» Task
Work through the entries below line by line and give the number of lines with the string "date", nothing else.

-- Source data follows --

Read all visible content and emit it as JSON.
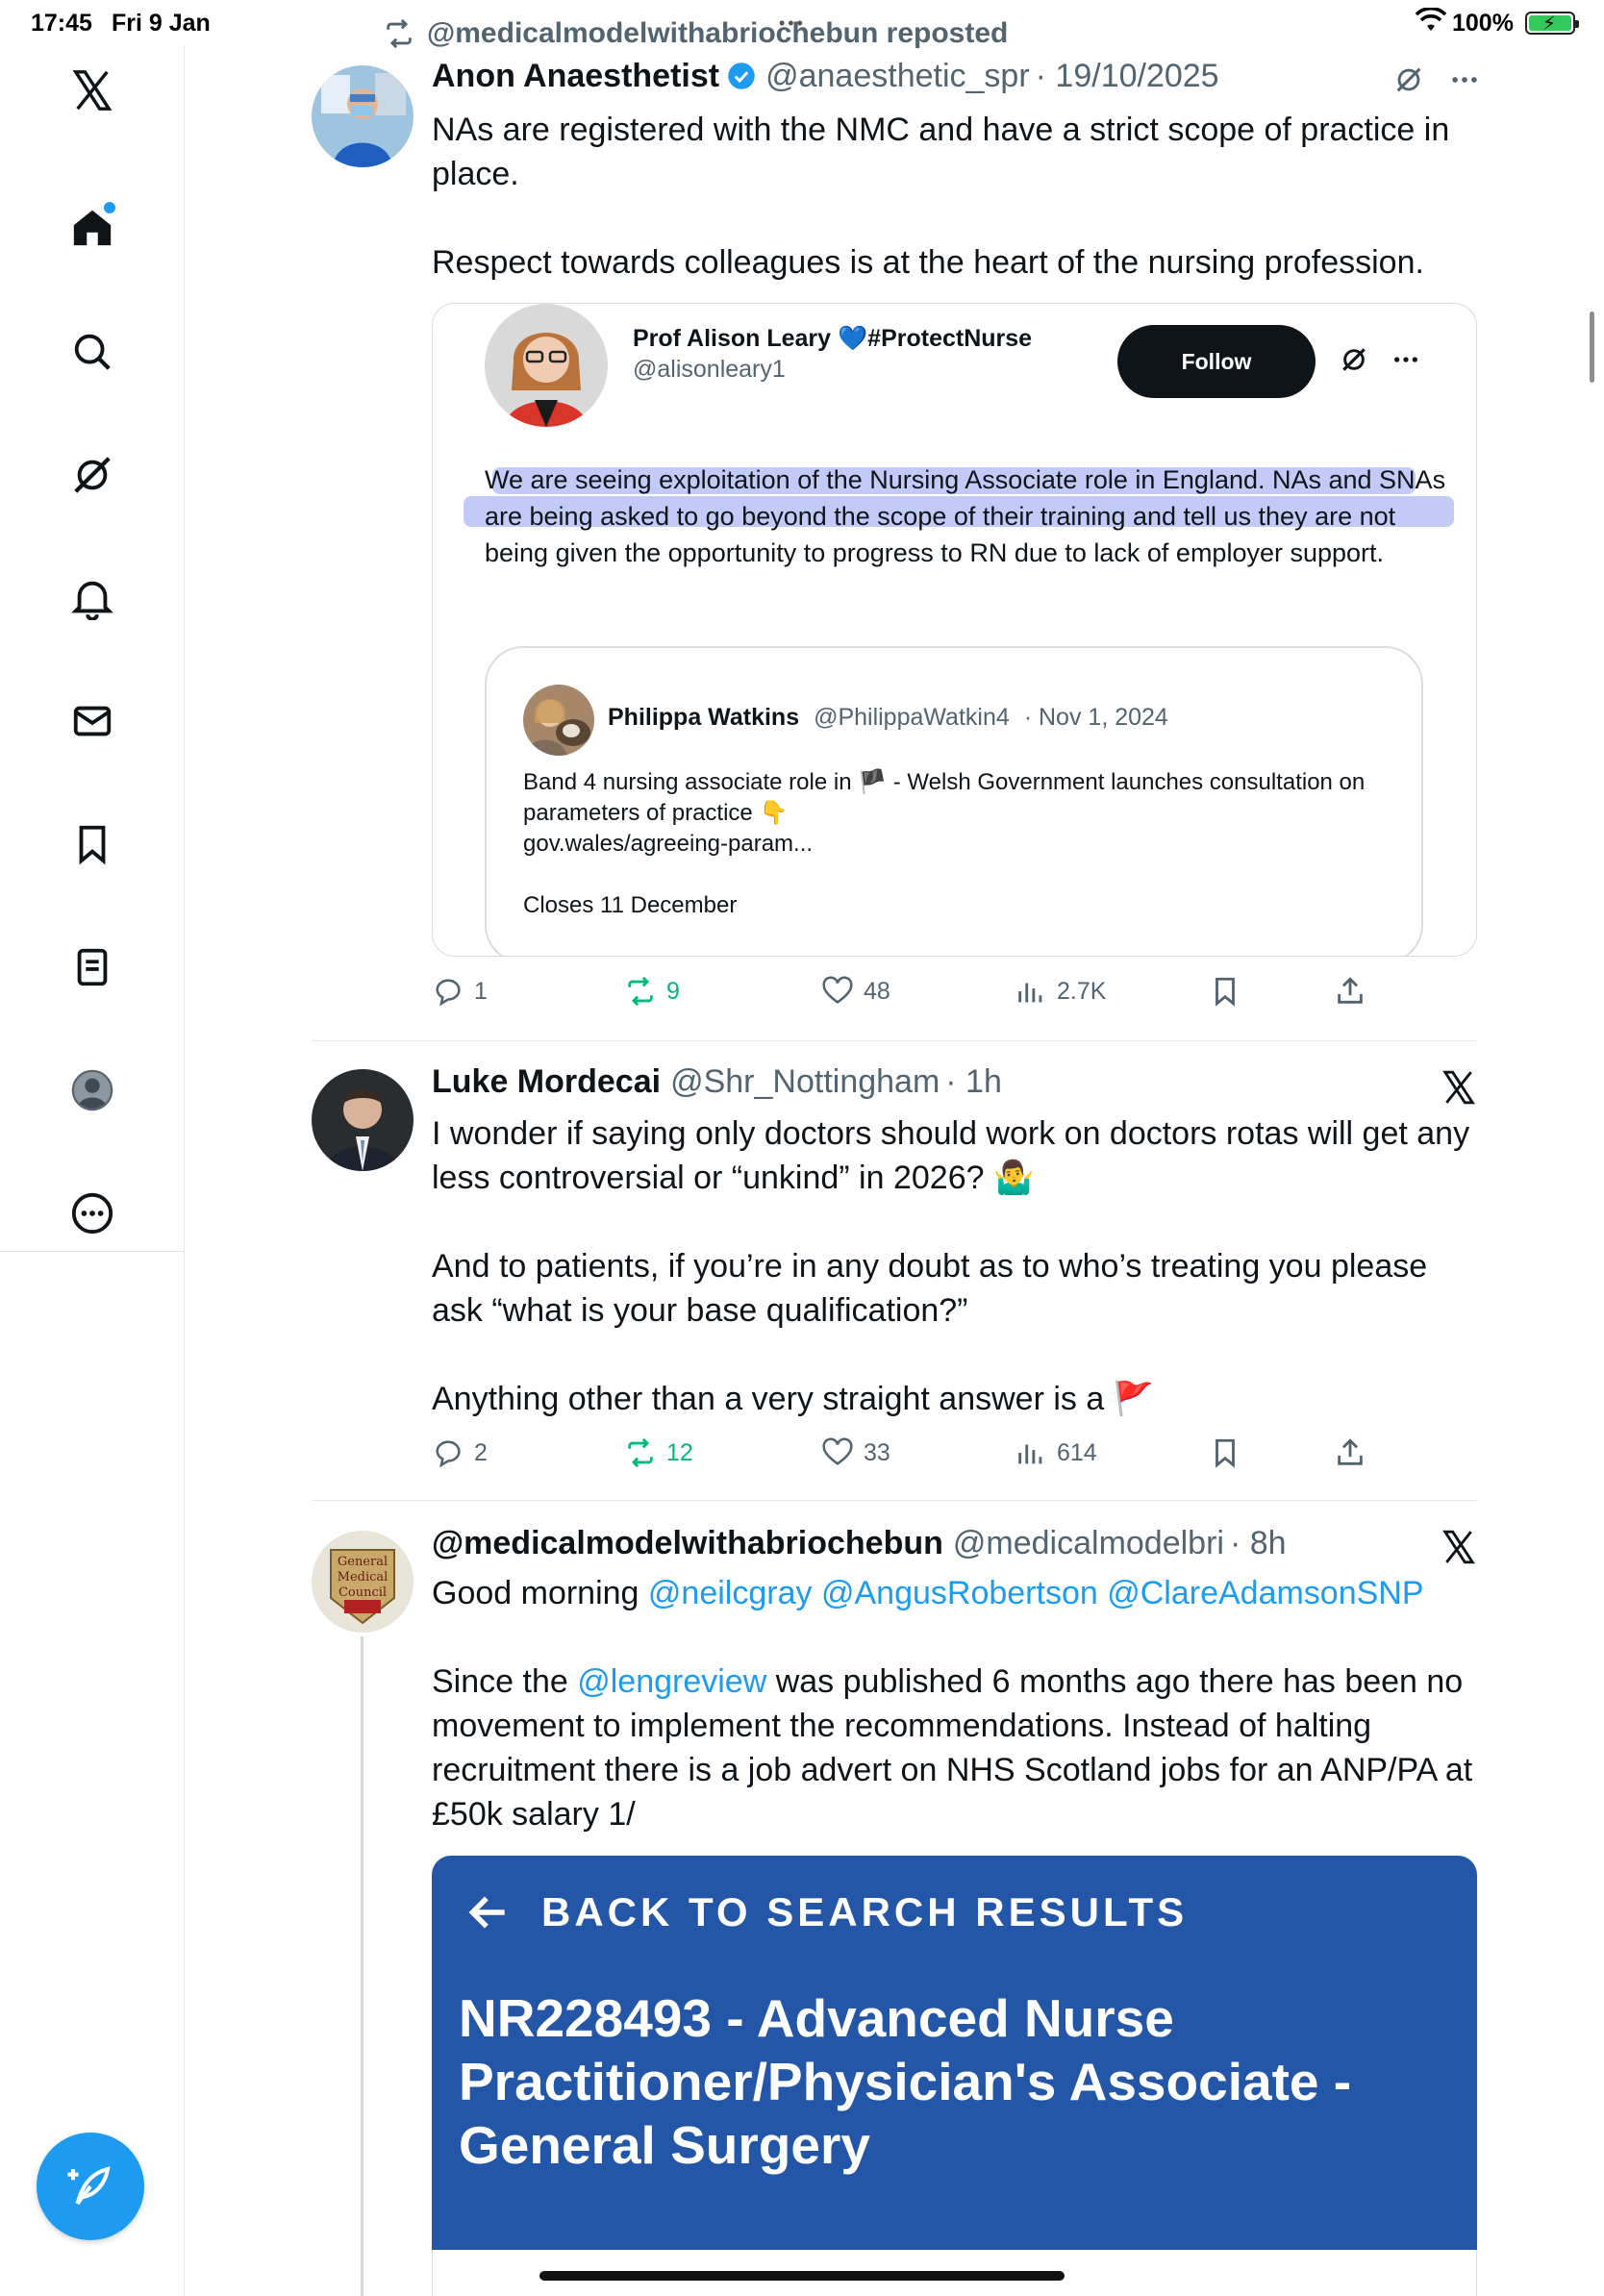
{
  "status_bar": {
    "time": "17:45",
    "date": "Fri 9 Jan",
    "battery": "100%"
  },
  "sidebar": {
    "items": [
      "x-logo",
      "home",
      "search",
      "grok",
      "notifications",
      "messages",
      "bookmarks",
      "lists",
      "profile",
      "more"
    ]
  },
  "repost_banner": "@medicalmodelwithabriochebun reposted",
  "tweet1": {
    "name": "Anon Anaesthetist",
    "handle": "@anaesthetic_spr",
    "date": "· 19/10/2025",
    "paragraphs": [
      "NAs are registered with the NMC and have a strict scope of practice in place.",
      "Respect towards colleagues is at the heart of the nursing profession."
    ],
    "quote": {
      "name": "Prof Alison Leary",
      "name_suffix": "#ProtectNurse",
      "handle": "@alisonleary1",
      "follow_label": "Follow",
      "text": "We are seeing exploitation of the Nursing Associate role in England. NAs and SNAs are being asked to go beyond the scope of their training and tell us they are not being given the opportunity to progress to RN due to lack of employer support.",
      "inner": {
        "name": "Philippa Watkins",
        "handle": "@PhilippaWatkin4",
        "date": "· Nov 1, 2024",
        "line1": "Band 4 nursing associate role in 🏴 - Welsh Government launches consultation on parameters of practice 👇",
        "line2": "gov.wales/agreeing-param...",
        "closes": "Closes 11 December"
      }
    },
    "stats": {
      "replies": "1",
      "reposts": "9",
      "likes": "48",
      "views": "2.7K"
    }
  },
  "tweet2": {
    "name": "Luke Mordecai",
    "handle": "@Shr_Nottingham",
    "date": "· 1h",
    "paragraphs": [
      "I wonder if saying only doctors should work on doctors rotas will get any less controversial or “unkind” in 2026? 🤷‍♂️",
      "And to patients, if you’re in any doubt as to who’s treating you please ask “what is your base qualification?”",
      "Anything other than a very straight answer is a 🚩"
    ],
    "stats": {
      "replies": "2",
      "reposts": "12",
      "likes": "33",
      "views": "614"
    }
  },
  "tweet3": {
    "name": "@medicalmodelwithabriochebun",
    "handle": "@medicalmodelbri",
    "date": "· 8h",
    "greeting": "Good morning",
    "mentions": [
      "@neilcgray",
      "@AngusRobertson",
      "@ClareAdamsonSNP"
    ],
    "p2_pre": "Since the",
    "p2_mention": "@lengreview",
    "p2_post": "was published 6 months ago there has been no movement to implement the recommendations. Instead of halting recruitment there is a job advert on NHS Scotland jobs for an ANP/PA at £50k salary 1/",
    "job_card": {
      "back_label": "BACK TO SEARCH RESULTS",
      "title": "NR228493 - Advanced Nurse Practitioner/Physician's Associate - General Surgery"
    }
  },
  "colors": {
    "accent": "#1d9bf0",
    "repost_green": "#00ba7c",
    "job_blue": "#2356a7",
    "highlight": "#7b8cf0"
  }
}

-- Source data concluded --

» Solution
5